Following yesterday's 7 standard deviation beat in New Home Sales, Existing Home Sales for July missed expectations by 2 standard deviations dropping 1.64% YoY - the first annual decline since Nov 2015. The blame for this collapse - according to NAR's Larry Yun - is "frustratingly low inventory levels."
One month ago, we showed three prominent "red flags" that the US housing market was starting to roll over. Fast forward one month and we find that the adverse trends observed in early July have gotten progressively worse, and we can now add one more.
With the S&P500 at all time highs, it is time to look at the US housing market where, however, courtesy of some recent data by RealtyTrac, Bank of America and Credit Suisse we find that not all is well.
As we have discussed many times in the past, for the Average American, owning a home is increasingly unaffordable. This has led to a dramatic surge in rents, and ultimately to a significant squeeze on the cash flow of renters across the nation. As Hillbama slam any fiction-peddler as unpatriotic, the inconvenient trith is that while nearly universal among lowest-income households, cost burdens are rapidly spreading among moderate-income households as well, especially in higher-cost coastal markets.
Home prices are rising faster than wages in most of the United States, making homeownership increasingly difficult for average Americans in some of the most populous areas of the country, according to a report released on Thursday. The report found that home price growth exceeded wage growth in nearly two thirds of the nation's housing markets so far this year, with urban centers like San Francisco and New York City among the least affordable.
Sure, the stock market had a great October with the Dow Jones Industrial Average jumping by 8.5%, but the disconnect between Wall Street and Main Street is too stark to ignore, and the Federal Reserve is about to pop the easy-money financial bubble.
"We are seeing more globalization as Southern California has become a destination for international buyers," said Mark Hughes, chief operating officer with First Team Real Estate, covering the Southern California market. "Eighty percent of new construction in Irvine last year was sold to Chinese buyers. International buyers are driving home prices up and sometimes out of reach for many local residents."
For those concerned if their city is among the top most frequented by this particular, and very unpleasant, breed of "zombies", here are the top 50 cities in the US in which zombie foreclosures represent the highest percentage of all properties in foreclosure. For those readers certainly located among the Top 10, now may be a great time to hit a bid, any bid and get out while the getting is good.
There's never been a better time to be a home flipper. Not only are average returns at all-time highs (you can double your money in Baltimore), you can even obtain cheap financing from Wall Street as opposed to dealing with pesky local banks. Better still, there's a very good chance you won't have to deal with annoying aspiring homeowners because according to RealtyTrac, the percentage of flipped homes sold to other "investors" is at a four-year high.

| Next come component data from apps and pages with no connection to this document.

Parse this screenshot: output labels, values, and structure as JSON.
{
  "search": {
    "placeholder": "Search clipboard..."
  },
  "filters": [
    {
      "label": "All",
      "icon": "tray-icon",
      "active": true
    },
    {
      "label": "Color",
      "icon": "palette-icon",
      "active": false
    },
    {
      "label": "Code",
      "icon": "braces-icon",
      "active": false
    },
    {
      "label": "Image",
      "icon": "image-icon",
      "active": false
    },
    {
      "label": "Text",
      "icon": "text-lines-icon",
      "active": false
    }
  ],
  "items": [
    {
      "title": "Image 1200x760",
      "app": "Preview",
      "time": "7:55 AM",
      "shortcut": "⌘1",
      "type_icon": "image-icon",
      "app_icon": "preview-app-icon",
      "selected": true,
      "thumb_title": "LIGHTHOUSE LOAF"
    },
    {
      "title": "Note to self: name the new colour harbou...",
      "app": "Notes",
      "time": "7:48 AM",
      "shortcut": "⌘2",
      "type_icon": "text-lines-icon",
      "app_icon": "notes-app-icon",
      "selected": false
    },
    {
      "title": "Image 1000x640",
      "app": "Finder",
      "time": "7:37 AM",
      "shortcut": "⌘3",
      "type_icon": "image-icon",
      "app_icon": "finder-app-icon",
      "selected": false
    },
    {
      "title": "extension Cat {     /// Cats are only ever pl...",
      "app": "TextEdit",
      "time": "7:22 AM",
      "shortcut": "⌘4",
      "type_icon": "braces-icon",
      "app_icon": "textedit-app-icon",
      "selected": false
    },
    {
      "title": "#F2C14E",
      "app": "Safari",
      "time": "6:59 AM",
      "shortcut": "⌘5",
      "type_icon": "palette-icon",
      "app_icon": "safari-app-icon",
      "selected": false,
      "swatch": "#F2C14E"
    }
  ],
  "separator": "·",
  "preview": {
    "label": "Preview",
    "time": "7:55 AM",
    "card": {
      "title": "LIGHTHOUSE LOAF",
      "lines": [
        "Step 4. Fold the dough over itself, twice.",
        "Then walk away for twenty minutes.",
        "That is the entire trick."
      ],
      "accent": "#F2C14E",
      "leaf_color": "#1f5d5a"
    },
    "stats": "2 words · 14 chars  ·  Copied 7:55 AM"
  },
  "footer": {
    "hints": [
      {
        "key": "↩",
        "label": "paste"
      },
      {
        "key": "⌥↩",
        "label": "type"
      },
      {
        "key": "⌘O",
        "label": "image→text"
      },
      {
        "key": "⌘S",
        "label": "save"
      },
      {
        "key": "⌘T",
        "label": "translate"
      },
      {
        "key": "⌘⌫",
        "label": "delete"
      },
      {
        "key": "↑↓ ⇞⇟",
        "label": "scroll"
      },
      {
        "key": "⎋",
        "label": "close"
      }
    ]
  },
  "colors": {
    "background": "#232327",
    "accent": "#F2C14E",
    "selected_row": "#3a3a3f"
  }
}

If there is one chart that most clearly captures the unsustainable US home price appreciation bubble, it is the following which was released overnight from RealtyTrac: home price appreciation nationwide has outpaced wage growth by a 13:1 ratio!